▶ [PROBLEM TO WORK ON]: Give back each line of the data exactly as it reads, minus the pictures.

[Collected data]

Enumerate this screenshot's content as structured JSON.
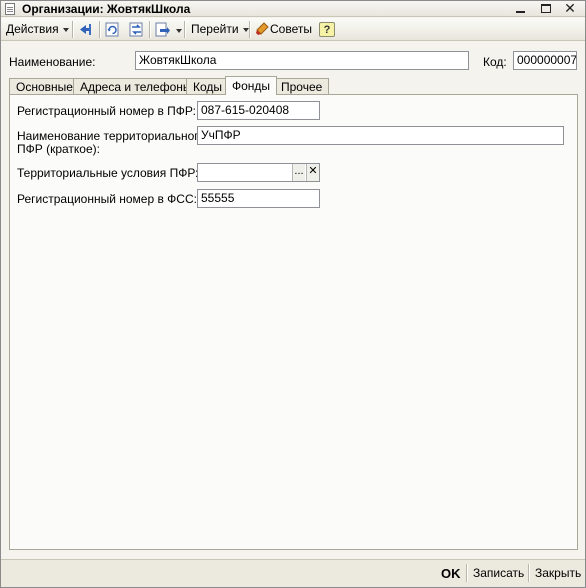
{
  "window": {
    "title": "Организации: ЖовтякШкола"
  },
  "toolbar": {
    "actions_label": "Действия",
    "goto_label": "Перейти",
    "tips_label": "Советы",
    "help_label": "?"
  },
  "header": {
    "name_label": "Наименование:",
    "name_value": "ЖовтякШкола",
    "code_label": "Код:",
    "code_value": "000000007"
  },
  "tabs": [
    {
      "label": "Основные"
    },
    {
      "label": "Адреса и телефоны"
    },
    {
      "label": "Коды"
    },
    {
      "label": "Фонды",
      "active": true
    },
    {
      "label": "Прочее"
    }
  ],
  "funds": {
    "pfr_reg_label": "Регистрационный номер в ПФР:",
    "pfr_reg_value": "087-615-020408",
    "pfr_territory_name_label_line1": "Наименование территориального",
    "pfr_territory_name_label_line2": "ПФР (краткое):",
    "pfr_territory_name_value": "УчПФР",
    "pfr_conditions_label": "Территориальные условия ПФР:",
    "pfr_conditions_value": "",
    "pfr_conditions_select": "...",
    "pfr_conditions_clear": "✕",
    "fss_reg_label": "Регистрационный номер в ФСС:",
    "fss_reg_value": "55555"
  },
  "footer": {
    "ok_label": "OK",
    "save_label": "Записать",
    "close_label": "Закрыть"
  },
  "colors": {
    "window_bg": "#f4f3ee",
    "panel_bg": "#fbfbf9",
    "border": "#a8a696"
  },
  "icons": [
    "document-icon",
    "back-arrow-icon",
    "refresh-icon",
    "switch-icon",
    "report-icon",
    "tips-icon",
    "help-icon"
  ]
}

▶ [TASK ANSWER]:
Enumerate this screenshot's content as structured JSON.
{
  "window": {
    "title": "Организации: ЖовтякШкола"
  },
  "toolbar": {
    "actions_label": "Действия",
    "goto_label": "Перейти",
    "tips_label": "Советы",
    "help_label": "?"
  },
  "header": {
    "name_label": "Наименование:",
    "name_value": "ЖовтякШкола",
    "code_label": "Код:",
    "code_value": "000000007"
  },
  "tabs": [
    {
      "label": "Основные"
    },
    {
      "label": "Адреса и телефоны"
    },
    {
      "label": "Коды"
    },
    {
      "label": "Фонды",
      "active": true
    },
    {
      "label": "Прочее"
    }
  ],
  "funds": {
    "pfr_reg_label": "Регистрационный номер в ПФР:",
    "pfr_reg_value": "087-615-020408",
    "pfr_territory_name_label_line1": "Наименование территориального",
    "pfr_territory_name_label_line2": "ПФР (краткое):",
    "pfr_territory_name_value": "УчПФР",
    "pfr_conditions_label": "Территориальные условия ПФР:",
    "pfr_conditions_value": "",
    "pfr_conditions_select": "...",
    "pfr_conditions_clear": "✕",
    "fss_reg_label": "Регистрационный номер в ФСС:",
    "fss_reg_value": "55555"
  },
  "footer": {
    "ok_label": "OK",
    "save_label": "Записать",
    "close_label": "Закрыть"
  },
  "colors": {
    "window_bg": "#f4f3ee",
    "panel_bg": "#fbfbf9",
    "border": "#a8a696"
  },
  "icons": [
    "document-icon",
    "back-arrow-icon",
    "refresh-icon",
    "switch-icon",
    "report-icon",
    "tips-icon",
    "help-icon"
  ]
}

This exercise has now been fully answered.